_ACTIVITY:_
Look through the entries below and show every line containing the word "JSON".

_RECORDS FOR THE TASK:_
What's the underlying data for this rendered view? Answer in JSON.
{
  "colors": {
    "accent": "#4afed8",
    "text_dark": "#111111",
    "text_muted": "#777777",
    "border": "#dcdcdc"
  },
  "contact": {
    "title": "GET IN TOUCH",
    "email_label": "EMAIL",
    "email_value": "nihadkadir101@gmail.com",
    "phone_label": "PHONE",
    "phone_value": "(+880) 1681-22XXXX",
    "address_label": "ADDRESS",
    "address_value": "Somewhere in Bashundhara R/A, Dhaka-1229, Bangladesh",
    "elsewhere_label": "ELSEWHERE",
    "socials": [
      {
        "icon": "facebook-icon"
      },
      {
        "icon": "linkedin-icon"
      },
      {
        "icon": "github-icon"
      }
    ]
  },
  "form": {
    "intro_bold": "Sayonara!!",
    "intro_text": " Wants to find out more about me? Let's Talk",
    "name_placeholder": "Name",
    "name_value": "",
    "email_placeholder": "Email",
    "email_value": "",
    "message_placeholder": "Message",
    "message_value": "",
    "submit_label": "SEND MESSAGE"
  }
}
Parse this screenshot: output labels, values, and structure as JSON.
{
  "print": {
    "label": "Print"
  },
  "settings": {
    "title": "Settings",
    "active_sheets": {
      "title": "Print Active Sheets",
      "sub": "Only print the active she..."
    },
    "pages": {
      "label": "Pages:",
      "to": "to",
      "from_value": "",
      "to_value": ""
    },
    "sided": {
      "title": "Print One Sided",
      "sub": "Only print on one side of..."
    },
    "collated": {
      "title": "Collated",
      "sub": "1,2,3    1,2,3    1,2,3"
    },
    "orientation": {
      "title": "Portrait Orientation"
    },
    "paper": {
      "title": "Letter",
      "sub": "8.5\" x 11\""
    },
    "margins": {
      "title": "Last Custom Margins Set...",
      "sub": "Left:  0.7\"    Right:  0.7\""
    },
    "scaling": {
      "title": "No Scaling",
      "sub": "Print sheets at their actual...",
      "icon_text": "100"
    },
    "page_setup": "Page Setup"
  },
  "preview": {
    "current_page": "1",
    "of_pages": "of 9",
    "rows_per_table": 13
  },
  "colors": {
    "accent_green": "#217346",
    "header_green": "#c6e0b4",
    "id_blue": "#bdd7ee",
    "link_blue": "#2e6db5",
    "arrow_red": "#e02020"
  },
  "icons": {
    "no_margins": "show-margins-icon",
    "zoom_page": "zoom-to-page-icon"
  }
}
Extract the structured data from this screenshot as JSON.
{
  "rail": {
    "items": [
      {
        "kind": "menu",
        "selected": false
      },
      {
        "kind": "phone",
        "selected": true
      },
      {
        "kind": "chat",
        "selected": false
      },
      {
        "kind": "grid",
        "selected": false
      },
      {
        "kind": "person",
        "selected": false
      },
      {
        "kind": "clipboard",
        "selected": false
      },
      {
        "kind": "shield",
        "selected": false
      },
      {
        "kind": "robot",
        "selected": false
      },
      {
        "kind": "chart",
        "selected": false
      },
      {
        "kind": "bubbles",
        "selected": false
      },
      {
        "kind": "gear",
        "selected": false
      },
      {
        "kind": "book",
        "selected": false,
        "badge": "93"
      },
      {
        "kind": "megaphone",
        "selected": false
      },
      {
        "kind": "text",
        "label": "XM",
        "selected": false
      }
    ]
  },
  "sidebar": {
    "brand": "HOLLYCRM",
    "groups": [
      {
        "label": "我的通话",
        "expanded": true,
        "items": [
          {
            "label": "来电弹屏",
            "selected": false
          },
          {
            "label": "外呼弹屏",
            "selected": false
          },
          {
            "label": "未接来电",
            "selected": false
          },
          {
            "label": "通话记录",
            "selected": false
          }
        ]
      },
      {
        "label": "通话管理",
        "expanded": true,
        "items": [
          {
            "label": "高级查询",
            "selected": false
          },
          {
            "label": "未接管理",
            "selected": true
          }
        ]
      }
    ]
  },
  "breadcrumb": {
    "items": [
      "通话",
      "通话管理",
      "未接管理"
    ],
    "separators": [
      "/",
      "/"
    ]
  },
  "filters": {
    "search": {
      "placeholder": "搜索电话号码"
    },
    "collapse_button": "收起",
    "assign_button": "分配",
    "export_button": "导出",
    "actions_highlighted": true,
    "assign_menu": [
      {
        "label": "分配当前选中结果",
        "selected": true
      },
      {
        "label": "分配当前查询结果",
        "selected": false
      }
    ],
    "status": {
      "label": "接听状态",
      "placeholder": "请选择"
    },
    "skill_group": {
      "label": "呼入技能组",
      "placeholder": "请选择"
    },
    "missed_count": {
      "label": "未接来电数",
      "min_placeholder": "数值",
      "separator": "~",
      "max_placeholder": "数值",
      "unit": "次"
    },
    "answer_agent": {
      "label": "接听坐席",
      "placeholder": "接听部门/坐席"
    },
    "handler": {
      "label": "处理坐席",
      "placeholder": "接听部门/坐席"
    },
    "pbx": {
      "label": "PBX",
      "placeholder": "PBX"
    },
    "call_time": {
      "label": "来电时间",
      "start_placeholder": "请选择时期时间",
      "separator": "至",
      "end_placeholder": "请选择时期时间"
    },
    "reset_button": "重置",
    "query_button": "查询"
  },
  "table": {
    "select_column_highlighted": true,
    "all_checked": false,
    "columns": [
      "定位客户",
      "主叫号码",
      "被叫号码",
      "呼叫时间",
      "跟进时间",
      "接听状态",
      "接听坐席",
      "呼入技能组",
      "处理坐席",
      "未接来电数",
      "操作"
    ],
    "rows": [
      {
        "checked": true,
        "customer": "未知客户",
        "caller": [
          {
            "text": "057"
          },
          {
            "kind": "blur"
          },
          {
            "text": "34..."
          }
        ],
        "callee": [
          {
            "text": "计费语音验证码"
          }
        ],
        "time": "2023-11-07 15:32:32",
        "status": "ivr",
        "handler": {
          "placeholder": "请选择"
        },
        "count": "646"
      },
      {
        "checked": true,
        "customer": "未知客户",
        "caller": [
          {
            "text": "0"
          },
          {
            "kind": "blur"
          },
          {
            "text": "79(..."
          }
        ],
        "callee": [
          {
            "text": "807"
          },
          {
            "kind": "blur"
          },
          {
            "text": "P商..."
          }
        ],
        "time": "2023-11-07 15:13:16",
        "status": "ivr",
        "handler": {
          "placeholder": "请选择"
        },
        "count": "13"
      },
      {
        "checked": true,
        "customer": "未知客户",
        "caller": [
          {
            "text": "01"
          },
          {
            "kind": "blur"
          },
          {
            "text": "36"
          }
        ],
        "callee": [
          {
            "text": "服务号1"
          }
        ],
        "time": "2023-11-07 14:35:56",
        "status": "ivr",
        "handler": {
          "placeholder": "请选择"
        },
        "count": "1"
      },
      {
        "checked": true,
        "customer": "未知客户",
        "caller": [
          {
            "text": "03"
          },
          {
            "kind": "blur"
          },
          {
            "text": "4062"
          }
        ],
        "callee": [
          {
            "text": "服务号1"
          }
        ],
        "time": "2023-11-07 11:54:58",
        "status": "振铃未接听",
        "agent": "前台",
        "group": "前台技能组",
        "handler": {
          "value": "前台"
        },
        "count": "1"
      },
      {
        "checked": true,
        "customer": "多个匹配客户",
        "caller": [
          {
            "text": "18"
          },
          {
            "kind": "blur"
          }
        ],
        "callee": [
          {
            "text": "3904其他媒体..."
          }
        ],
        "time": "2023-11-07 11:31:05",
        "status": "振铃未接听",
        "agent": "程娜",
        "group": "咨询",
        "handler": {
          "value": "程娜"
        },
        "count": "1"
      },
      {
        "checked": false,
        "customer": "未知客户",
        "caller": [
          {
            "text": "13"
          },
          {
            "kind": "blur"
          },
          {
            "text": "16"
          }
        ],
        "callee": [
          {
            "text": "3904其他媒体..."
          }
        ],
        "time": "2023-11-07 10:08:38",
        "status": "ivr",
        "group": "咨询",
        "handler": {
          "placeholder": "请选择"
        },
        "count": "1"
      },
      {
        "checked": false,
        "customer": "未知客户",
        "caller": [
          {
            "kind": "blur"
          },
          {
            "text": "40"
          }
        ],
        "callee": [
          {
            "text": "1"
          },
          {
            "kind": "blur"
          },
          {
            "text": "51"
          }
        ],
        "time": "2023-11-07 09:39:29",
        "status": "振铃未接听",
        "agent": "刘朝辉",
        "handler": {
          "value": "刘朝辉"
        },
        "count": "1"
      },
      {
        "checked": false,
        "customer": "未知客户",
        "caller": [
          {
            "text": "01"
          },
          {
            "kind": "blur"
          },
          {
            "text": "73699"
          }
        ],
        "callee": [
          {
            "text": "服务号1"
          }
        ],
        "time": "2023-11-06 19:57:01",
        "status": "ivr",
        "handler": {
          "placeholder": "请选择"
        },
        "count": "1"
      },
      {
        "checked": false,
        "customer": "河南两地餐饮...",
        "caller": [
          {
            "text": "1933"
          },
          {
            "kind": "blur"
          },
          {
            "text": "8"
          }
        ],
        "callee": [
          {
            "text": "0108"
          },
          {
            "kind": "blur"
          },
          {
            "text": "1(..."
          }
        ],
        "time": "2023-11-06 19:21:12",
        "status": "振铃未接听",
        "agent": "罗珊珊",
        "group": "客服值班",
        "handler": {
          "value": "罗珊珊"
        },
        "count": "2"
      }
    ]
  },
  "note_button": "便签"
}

_RESPONSE TO THE EXERCISE:_
What's the underlying data for this rendered view? Answer in JSON.
Parse this screenshot: output labels, values, and structure as JSON.
Extract the structured data from this screenshot as JSON.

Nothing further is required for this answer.